}
a();

Oops! There is an error, and it says bestProgrammingLanguage is not defined. Lets find a logical explanation for this error.

As mentioned above, the scope chain is always created lexically. The parents of a scope are defined by where the execution context(function) lie lexically or physically in the code.

The Scope chain for code snippet 1.0 and 1.1 would be like this:

LEXICAL ENVIRONMENT                SCOPE CHAIN
G lies in global, G=G
A lies in G, A=A+G
B lies in G, B=B+G
C lies in A & A lies in G C=C+A => C+A+G

How is this scope chain used by the compiler?

Whenever the compiler encounters a variable or an object, It traverses the whole scope chain of the current execution context looking for it. if it is NOT found there, It traverses the prototype chain, if it is NOT found there too, it throws not defined error.

In the above code the variables were accessed thrice.

  • when console.log(bestAvenger) was executed, current execution context was A, let’s see what’s the scope chain of A is:
    A=A+G. The compiler found the variable in G
  • when console.log(bestActor); was executed; current execution context was C, let’s see what’s the scope chain of C is:
    C=C+A +G . The compiler found the variable in A
  • when console.log(bestProgrammingLanguage)was executed; current execution context was B, let’s see what’s the scope chain of B is:
    B=B+G. The compiler could neither find the variable in B or G so it threw not defined error.

Time for a small test!

To end this article, I am writing a code problem which I expect that after reading this article everyone can solve, or maybe not ;)

What statements would be printed on the console for this code snippet:

const myNumber = '3';
(function (callback) {
console.log(myNumber);
const myText = 'hello';
callback();
})(function () {
console.log(myNumber);
console.log(myText);
})

Conclusion

Javascript is single-threaded. There is always only one execution context being executed at a time. Thus, it is essential to understand how Javascript compiler handles the resources inside. We can conclude the following points from this article

  • Every function has its own execution context
  • The execution context is the environment of a function which includes its own scope.
  • The compiler creates the scope of a function by looking at where it is placed in the code.
  • The compiler creates a hierarchy of scopes called scope-chain, Global scope sits at the top of this hierarchy
  • The compiler looks at the scope-chain backward when a variable is used in the code, if it is not found, It throws not defined error.
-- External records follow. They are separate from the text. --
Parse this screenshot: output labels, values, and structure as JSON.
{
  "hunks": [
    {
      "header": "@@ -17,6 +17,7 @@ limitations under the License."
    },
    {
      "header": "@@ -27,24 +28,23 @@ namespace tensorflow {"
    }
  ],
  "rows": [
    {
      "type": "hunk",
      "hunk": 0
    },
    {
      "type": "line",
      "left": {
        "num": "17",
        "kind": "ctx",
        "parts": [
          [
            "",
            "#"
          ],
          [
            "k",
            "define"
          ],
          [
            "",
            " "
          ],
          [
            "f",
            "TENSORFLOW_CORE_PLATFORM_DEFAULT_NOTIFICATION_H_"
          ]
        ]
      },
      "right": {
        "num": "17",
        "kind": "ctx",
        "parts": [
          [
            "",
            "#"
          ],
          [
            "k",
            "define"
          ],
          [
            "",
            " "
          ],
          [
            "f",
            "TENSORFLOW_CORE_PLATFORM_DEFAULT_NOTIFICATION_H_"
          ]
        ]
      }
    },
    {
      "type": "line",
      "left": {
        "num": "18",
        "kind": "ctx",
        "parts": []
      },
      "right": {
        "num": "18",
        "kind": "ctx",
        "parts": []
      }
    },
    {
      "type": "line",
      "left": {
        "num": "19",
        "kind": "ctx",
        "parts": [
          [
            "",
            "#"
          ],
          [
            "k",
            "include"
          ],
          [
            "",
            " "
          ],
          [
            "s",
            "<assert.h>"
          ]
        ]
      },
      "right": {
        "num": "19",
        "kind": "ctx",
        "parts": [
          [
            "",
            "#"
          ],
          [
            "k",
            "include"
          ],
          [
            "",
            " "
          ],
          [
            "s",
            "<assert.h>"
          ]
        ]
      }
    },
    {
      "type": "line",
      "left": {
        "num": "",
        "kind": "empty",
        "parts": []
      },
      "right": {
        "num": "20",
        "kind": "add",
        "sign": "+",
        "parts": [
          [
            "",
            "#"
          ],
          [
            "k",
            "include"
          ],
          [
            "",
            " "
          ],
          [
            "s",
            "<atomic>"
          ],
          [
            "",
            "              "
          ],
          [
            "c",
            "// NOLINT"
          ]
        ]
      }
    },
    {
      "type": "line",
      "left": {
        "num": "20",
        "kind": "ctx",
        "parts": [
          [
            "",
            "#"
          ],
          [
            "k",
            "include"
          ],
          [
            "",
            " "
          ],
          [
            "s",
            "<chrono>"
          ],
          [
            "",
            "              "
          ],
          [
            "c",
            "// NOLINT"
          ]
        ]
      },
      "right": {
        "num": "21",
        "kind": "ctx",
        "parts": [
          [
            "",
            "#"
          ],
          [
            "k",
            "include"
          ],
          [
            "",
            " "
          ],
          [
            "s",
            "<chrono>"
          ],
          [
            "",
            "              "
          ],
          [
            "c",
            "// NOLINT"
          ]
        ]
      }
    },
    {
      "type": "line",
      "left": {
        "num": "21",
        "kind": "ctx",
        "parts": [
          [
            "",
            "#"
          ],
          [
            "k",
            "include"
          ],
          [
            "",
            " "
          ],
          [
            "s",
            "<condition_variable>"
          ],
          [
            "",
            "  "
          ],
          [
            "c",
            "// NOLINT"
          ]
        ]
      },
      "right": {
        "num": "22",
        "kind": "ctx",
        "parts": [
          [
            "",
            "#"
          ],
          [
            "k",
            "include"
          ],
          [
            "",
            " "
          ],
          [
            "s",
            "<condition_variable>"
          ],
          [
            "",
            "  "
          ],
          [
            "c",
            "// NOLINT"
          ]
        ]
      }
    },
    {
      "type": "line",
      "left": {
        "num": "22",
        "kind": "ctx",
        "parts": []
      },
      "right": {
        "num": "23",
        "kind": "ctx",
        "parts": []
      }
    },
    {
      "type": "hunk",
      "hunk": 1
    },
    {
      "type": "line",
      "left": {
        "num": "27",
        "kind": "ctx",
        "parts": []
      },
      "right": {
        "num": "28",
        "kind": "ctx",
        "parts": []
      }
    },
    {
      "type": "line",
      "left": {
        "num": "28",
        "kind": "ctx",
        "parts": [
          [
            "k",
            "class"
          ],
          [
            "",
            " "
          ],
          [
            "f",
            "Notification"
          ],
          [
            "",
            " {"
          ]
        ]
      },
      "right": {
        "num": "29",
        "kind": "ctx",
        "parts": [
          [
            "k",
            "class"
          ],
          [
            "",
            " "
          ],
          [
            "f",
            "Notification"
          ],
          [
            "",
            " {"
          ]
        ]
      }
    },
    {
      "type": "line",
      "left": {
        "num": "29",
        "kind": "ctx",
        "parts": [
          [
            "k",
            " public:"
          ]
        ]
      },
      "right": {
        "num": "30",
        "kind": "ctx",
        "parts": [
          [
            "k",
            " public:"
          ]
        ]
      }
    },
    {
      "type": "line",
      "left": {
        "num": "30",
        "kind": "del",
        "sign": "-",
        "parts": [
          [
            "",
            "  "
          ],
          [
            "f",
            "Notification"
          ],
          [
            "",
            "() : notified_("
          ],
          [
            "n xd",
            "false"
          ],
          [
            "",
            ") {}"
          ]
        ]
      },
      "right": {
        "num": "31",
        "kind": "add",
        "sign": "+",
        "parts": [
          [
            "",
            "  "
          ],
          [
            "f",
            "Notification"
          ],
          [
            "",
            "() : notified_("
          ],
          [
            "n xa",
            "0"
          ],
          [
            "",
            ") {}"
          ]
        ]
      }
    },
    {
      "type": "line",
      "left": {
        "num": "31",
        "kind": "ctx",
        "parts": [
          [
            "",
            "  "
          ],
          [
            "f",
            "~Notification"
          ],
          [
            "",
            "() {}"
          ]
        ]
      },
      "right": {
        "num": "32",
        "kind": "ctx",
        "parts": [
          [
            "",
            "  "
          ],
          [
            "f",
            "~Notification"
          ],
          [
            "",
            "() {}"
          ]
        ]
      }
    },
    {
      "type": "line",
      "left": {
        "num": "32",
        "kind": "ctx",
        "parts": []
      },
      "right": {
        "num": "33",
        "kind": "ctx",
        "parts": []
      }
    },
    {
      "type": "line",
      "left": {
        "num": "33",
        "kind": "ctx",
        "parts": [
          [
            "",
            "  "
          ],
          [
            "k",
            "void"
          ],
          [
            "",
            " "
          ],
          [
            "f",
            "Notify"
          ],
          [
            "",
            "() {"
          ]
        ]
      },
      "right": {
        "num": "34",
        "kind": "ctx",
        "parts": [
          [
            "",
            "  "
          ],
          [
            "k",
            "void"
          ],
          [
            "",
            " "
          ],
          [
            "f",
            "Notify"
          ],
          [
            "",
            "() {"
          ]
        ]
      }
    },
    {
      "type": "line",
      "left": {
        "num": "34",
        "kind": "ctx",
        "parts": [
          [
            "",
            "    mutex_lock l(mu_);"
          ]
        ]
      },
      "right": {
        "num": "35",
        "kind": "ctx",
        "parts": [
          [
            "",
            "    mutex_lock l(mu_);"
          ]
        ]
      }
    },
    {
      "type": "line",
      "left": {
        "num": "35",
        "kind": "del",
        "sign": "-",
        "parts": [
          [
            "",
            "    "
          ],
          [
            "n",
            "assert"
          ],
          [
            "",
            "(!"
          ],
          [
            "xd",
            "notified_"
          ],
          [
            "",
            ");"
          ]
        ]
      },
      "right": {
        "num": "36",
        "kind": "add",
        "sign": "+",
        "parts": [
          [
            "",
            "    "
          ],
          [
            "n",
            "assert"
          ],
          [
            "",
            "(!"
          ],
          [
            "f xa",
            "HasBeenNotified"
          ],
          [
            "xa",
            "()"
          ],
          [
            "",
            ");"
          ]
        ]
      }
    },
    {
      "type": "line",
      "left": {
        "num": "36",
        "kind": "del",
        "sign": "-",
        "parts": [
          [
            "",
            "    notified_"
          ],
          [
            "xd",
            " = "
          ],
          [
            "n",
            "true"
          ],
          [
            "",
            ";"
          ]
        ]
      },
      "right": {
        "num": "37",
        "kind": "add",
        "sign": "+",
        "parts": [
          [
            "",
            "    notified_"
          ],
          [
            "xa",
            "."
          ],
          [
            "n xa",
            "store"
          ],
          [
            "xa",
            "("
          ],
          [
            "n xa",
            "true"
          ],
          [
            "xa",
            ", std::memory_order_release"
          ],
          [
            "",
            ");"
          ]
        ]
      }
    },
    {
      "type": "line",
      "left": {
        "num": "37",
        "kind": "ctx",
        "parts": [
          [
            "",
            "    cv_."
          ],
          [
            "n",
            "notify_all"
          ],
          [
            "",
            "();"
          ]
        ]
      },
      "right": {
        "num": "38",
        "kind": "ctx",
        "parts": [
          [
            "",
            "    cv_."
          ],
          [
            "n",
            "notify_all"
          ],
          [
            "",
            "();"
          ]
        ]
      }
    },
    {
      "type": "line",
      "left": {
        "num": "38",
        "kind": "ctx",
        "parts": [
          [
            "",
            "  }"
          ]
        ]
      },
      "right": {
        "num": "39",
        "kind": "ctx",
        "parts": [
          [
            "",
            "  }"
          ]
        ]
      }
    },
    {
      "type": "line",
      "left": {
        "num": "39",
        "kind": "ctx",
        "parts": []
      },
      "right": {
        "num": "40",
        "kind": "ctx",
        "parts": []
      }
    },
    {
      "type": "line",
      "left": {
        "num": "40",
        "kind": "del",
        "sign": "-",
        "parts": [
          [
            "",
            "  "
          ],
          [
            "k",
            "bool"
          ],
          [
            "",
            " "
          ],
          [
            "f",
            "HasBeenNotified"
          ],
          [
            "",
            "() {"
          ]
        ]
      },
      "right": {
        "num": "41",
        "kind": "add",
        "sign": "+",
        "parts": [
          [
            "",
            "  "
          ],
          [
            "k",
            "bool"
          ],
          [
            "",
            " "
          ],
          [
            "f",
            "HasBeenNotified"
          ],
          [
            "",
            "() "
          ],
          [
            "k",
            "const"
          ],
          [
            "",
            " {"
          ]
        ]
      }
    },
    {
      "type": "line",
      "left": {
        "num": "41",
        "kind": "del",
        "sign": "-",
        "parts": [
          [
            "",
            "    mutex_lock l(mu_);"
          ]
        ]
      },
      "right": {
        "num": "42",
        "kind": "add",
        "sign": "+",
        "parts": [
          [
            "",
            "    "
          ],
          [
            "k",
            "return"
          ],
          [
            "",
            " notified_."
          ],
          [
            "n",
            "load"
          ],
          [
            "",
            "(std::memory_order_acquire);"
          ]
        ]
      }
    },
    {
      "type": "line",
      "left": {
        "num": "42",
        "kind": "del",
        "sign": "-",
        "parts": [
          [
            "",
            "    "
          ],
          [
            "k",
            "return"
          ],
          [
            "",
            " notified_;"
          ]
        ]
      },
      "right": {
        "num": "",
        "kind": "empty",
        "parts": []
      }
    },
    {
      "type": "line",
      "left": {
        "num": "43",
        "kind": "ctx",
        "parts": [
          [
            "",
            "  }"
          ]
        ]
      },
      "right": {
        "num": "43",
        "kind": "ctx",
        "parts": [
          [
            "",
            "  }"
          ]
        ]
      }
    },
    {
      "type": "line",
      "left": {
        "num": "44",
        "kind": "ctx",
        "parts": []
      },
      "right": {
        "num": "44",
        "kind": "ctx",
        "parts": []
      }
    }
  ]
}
Further Readings

There is a blog series that I personally like the most, written by Alexander Zlatkov co-founder SessionStack. It covers all the core details of how javascript works behind the scene.